__Exercise__
Output all the entries word for word. Omit the pictures.

[Saved data entries]
=== Begin Enclosure ===
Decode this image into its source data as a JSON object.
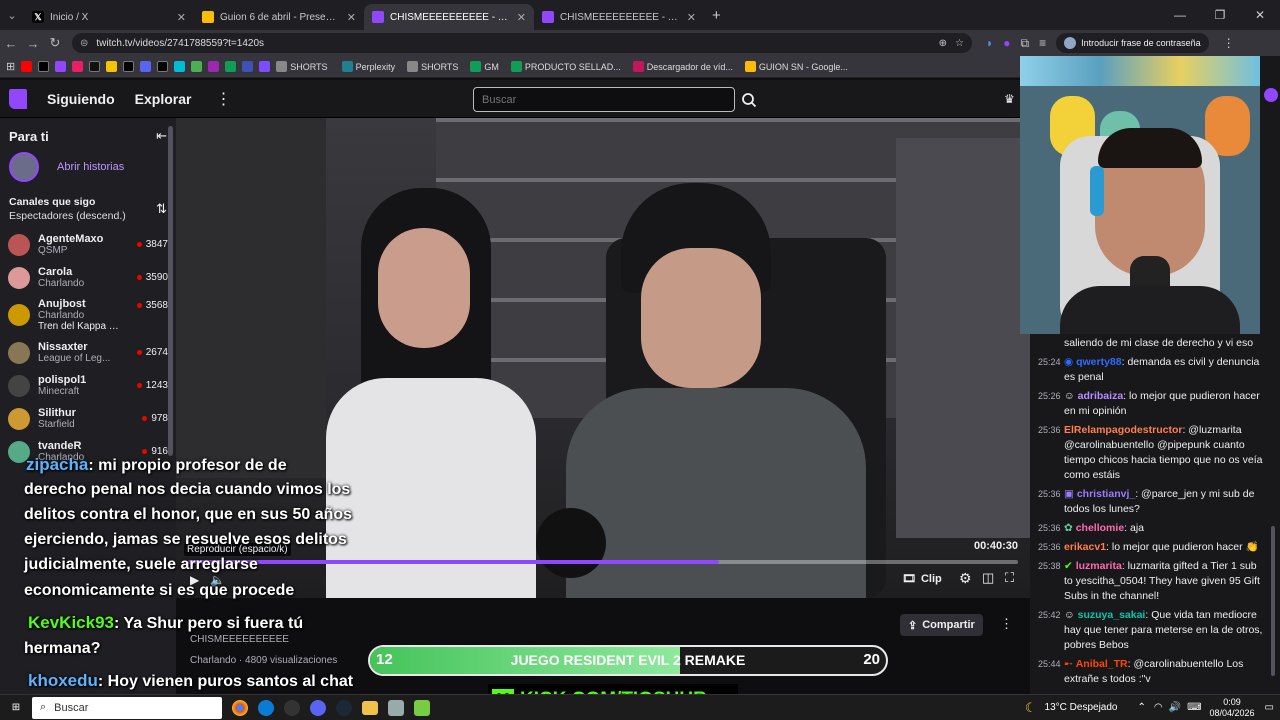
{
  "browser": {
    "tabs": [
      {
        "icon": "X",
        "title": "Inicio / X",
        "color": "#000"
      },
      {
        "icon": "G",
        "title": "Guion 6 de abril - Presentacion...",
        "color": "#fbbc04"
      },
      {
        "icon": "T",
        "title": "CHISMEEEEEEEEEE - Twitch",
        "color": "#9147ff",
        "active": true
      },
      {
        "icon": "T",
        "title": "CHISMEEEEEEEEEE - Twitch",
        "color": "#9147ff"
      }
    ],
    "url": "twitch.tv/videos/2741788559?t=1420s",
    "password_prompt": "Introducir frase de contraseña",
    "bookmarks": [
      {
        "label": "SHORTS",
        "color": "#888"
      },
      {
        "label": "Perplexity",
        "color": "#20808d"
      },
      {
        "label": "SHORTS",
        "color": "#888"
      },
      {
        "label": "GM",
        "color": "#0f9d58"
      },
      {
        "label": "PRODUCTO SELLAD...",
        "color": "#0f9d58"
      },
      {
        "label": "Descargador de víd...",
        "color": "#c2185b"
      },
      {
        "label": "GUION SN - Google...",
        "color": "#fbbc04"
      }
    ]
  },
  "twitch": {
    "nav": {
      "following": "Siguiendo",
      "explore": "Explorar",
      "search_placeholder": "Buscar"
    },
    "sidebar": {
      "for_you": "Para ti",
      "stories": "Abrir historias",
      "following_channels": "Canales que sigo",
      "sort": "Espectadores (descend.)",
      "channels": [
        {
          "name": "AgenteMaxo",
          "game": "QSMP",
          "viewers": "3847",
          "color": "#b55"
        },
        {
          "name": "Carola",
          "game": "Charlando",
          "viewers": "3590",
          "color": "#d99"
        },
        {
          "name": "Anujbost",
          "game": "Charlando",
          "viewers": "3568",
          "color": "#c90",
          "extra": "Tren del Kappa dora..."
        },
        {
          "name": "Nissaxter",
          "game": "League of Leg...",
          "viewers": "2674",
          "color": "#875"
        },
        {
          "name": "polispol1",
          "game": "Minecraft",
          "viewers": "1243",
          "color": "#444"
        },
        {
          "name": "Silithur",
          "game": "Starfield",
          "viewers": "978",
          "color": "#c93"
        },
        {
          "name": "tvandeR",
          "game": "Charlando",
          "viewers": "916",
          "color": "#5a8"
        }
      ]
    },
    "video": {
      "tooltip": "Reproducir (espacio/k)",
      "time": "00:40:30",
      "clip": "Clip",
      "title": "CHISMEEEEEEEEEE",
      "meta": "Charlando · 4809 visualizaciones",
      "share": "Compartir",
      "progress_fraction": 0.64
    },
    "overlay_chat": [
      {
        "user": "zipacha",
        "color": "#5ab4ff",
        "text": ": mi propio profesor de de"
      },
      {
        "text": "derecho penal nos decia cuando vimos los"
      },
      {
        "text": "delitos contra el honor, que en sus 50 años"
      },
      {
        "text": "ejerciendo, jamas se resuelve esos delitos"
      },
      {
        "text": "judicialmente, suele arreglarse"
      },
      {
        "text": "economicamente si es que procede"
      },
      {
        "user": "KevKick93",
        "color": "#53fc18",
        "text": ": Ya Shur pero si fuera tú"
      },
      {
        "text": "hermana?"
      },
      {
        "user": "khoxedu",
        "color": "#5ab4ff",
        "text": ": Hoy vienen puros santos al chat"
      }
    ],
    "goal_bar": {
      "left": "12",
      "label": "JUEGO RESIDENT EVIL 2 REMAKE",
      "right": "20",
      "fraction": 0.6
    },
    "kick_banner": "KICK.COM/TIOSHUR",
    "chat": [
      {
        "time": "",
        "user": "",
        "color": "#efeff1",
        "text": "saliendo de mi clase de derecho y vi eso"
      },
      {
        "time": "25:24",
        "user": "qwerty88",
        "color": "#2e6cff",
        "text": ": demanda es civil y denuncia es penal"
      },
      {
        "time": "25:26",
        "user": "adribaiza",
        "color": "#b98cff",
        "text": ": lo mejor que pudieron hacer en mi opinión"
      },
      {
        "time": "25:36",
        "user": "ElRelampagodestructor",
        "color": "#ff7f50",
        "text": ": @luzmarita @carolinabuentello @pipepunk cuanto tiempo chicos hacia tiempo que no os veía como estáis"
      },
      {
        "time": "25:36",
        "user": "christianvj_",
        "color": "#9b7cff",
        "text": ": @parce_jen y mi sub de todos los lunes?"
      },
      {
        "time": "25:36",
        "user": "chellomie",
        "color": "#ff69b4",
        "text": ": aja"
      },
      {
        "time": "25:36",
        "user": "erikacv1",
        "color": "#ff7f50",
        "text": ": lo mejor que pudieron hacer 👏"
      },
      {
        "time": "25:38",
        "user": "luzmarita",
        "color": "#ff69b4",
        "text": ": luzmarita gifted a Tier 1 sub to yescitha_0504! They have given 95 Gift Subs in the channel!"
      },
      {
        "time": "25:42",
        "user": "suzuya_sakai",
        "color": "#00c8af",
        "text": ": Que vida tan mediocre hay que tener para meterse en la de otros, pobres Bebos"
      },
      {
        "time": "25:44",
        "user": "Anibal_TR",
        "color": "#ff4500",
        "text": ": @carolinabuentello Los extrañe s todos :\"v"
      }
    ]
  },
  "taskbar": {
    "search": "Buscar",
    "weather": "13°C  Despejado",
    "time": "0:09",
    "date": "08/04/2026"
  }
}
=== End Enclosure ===
__Exercise response__
Decode this image into its source data as a JSON object.
{
  "browser": {
    "tabs": [
      {
        "icon": "X",
        "title": "Inicio / X",
        "color": "#000"
      },
      {
        "icon": "G",
        "title": "Guion 6 de abril - Presentacion...",
        "color": "#fbbc04"
      },
      {
        "icon": "T",
        "title": "CHISMEEEEEEEEEE - Twitch",
        "color": "#9147ff",
        "active": true
      },
      {
        "icon": "T",
        "title": "CHISMEEEEEEEEEE - Twitch",
        "color": "#9147ff"
      }
    ],
    "url": "twitch.tv/videos/2741788559?t=1420s",
    "password_prompt": "Introducir frase de contraseña",
    "bookmarks": [
      {
        "label": "SHORTS",
        "color": "#888"
      },
      {
        "label": "Perplexity",
        "color": "#20808d"
      },
      {
        "label": "SHORTS",
        "color": "#888"
      },
      {
        "label": "GM",
        "color": "#0f9d58"
      },
      {
        "label": "PRODUCTO SELLAD...",
        "color": "#0f9d58"
      },
      {
        "label": "Descargador de víd...",
        "color": "#c2185b"
      },
      {
        "label": "GUION SN - Google...",
        "color": "#fbbc04"
      }
    ]
  },
  "twitch": {
    "nav": {
      "following": "Siguiendo",
      "explore": "Explorar",
      "search_placeholder": "Buscar"
    },
    "sidebar": {
      "for_you": "Para ti",
      "stories": "Abrir historias",
      "following_channels": "Canales que sigo",
      "sort": "Espectadores (descend.)",
      "channels": [
        {
          "name": "AgenteMaxo",
          "game": "QSMP",
          "viewers": "3847",
          "color": "#b55"
        },
        {
          "name": "Carola",
          "game": "Charlando",
          "viewers": "3590",
          "color": "#d99"
        },
        {
          "name": "Anujbost",
          "game": "Charlando",
          "viewers": "3568",
          "color": "#c90",
          "extra": "Tren del Kappa dora..."
        },
        {
          "name": "Nissaxter",
          "game": "League of Leg...",
          "viewers": "2674",
          "color": "#875"
        },
        {
          "name": "polispol1",
          "game": "Minecraft",
          "viewers": "1243",
          "color": "#444"
        },
        {
          "name": "Silithur",
          "game": "Starfield",
          "viewers": "978",
          "color": "#c93"
        },
        {
          "name": "tvandeR",
          "game": "Charlando",
          "viewers": "916",
          "color": "#5a8"
        }
      ]
    },
    "video": {
      "tooltip": "Reproducir (espacio/k)",
      "time": "00:40:30",
      "clip": "Clip",
      "title": "CHISMEEEEEEEEEE",
      "meta": "Charlando · 4809 visualizaciones",
      "share": "Compartir",
      "progress_fraction": 0.64
    },
    "overlay_chat": [
      {
        "user": "zipacha",
        "color": "#5ab4ff",
        "text": ": mi propio profesor de de"
      },
      {
        "text": "derecho penal nos decia cuando vimos los"
      },
      {
        "text": "delitos contra el honor, que en sus 50 años"
      },
      {
        "text": "ejerciendo, jamas se resuelve esos delitos"
      },
      {
        "text": "judicialmente, suele arreglarse"
      },
      {
        "text": "economicamente si es que procede"
      },
      {
        "user": "KevKick93",
        "color": "#53fc18",
        "text": ": Ya Shur pero si fuera tú"
      },
      {
        "text": "hermana?"
      },
      {
        "user": "khoxedu",
        "color": "#5ab4ff",
        "text": ": Hoy vienen puros santos al chat"
      }
    ],
    "goal_bar": {
      "left": "12",
      "label": "JUEGO RESIDENT EVIL 2 REMAKE",
      "right": "20",
      "fraction": 0.6
    },
    "kick_banner": "KICK.COM/TIOSHUR",
    "chat": [
      {
        "time": "",
        "user": "",
        "color": "#efeff1",
        "text": "saliendo de mi clase de derecho y vi eso"
      },
      {
        "time": "25:24",
        "user": "qwerty88",
        "color": "#2e6cff",
        "text": ": demanda es civil y denuncia es penal"
      },
      {
        "time": "25:26",
        "user": "adribaiza",
        "color": "#b98cff",
        "text": ": lo mejor que pudieron hacer en mi opinión"
      },
      {
        "time": "25:36",
        "user": "ElRelampagodestructor",
        "color": "#ff7f50",
        "text": ": @luzmarita @carolinabuentello @pipepunk cuanto tiempo chicos hacia tiempo que no os veía como estáis"
      },
      {
        "time": "25:36",
        "user": "christianvj_",
        "color": "#9b7cff",
        "text": ": @parce_jen y mi sub de todos los lunes?"
      },
      {
        "time": "25:36",
        "user": "chellomie",
        "color": "#ff69b4",
        "text": ": aja"
      },
      {
        "time": "25:36",
        "user": "erikacv1",
        "color": "#ff7f50",
        "text": ": lo mejor que pudieron hacer 👏"
      },
      {
        "time": "25:38",
        "user": "luzmarita",
        "color": "#ff69b4",
        "text": ": luzmarita gifted a Tier 1 sub to yescitha_0504! They have given 95 Gift Subs in the channel!"
      },
      {
        "time": "25:42",
        "user": "suzuya_sakai",
        "color": "#00c8af",
        "text": ": Que vida tan mediocre hay que tener para meterse en la de otros, pobres Bebos"
      },
      {
        "time": "25:44",
        "user": "Anibal_TR",
        "color": "#ff4500",
        "text": ": @carolinabuentello Los extrañe s todos :\"v"
      }
    ]
  },
  "taskbar": {
    "search": "Buscar",
    "weather": "13°C  Despejado",
    "time": "0:09",
    "date": "08/04/2026"
  }
}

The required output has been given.